Editor: In preparation for the Territorial election, Fracking Action North (FAN) asked MLA candidates:
- Would you support a moratorium on horizontal hydraulic fracturing, why or why not, and under what conditions would you allow it?
- Will you commit to proposing or supporting a motion calling for a moratorium on fracking until a comprehensive, transparent and public review of the risks and acceptability of fracking in the NWT is completed?
Of the 60 candidates, only 29 replied. Of these, 17 (61 per cent) supported a moratorium on fracking. Eighteen (64 per cent) committed to proposing or supporting a motion to the NWT Legislature calling for a moratorium until a public review of risks deemed them acceptable. Full responses can be read at www.cocnwt.ca.
The responses inform our vote. We find the lack of insight into the issues associated with hydrocarbon exploitation quite revealing. While all the normal impacts of oil and gas exploitation are of concern – health effects, impacts on water and wildlife, community polarization, higher costs of living without higher incomes for most people – few candidates recognize that continued fossil fuel development and use will have exceptional and extreme impacts on our climate and wide-ranging consequences for responsible governments and residents.
The impacts are no longer of the future, they are happening here and now. Record droughts around the world and here in the NWT are bringing truth to all the forecasts about the need to conserve water. Loss of permafrost alone is expected to cost billions of dollars in damage to public infrastructure.
World governments gather in Paris next week to develop aggressive national responses to a now dire climate situation. Scientists tell us that 80 per cent of known fossil fuel reserves must remain in the ground – including reserves in the North – if we are to avoid dangerous levels of climate change. This is an accepted fact but we are way behind in our responses.

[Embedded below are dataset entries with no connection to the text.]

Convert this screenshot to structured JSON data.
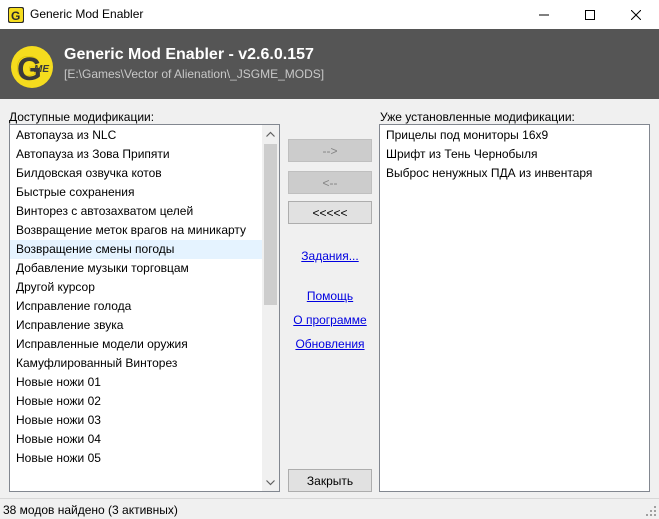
{
  "window": {
    "title": "Generic Mod Enabler",
    "icon": "gme-app-icon"
  },
  "banner": {
    "logo_letter": "G",
    "logo_sub": "ME",
    "title": "Generic Mod Enabler - v2.6.0.157",
    "path": "[E:\\Games\\Vector of Alienation\\_JSGME_MODS]",
    "background": "#555555",
    "logo_color": "#f5dc1e"
  },
  "available": {
    "label": "Доступные модификации:",
    "items": [
      "Автопауза из NLC",
      "Автопауза из Зова Припяти",
      "Билдовская озвучка котов",
      "Быстрые сохранения",
      "Винторез с автозахватом целей",
      "Возвращение меток врагов на миникарту",
      "Возвращение смены погоды",
      "Добавление музыки торговцам",
      "Другой курсор",
      "Исправление голода",
      "Исправление звука",
      "Исправленные модели оружия",
      "Камуфлированный Винторез",
      "Новые ножи 01",
      "Новые ножи 02",
      "Новые ножи 03",
      "Новые ножи 04",
      "Новые ножи 05"
    ],
    "selected_item": "Возвращение смены погоды"
  },
  "installed": {
    "label": "Уже установленные модификации:",
    "items": [
      "Прицелы под мониторы 16x9",
      "Шрифт из Тень Чернобыля",
      "Выброс ненужных ПДА из инвентаря"
    ]
  },
  "buttons": {
    "add": "-->",
    "remove": "<--",
    "remove_all": "<<<<<",
    "close": "Закрыть"
  },
  "links": {
    "tasks": "Задания...",
    "help": "Помощь",
    "about": "О программе",
    "updates": "Обновления"
  },
  "status": {
    "text": "38 модов найдено (3 активных)"
  }
}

Still, there is reason for optimism. Appropriate responses exist. We can develop a system-wide approach to tackling climate change, beginning with the adoption of renewable energy to replace fossil fuels. We have the technology and know-how to do this.
Not only does renewable energy reduce the threat of dangerous climate change, it is a way to address many of today’s challenges such as the loss of the middle class, income disparity, living costs, and the need for meaningful and lasting jobs and revitalize our social fabric and cultural diversity.
But political will is needed, starting today. Northerners need leaders who are willing and able to change with the times, acknowledge the science of climate change, and push for what is best for our families and communities now and in the long-term.
Co-Chair, Council of Canadians NWT Chapter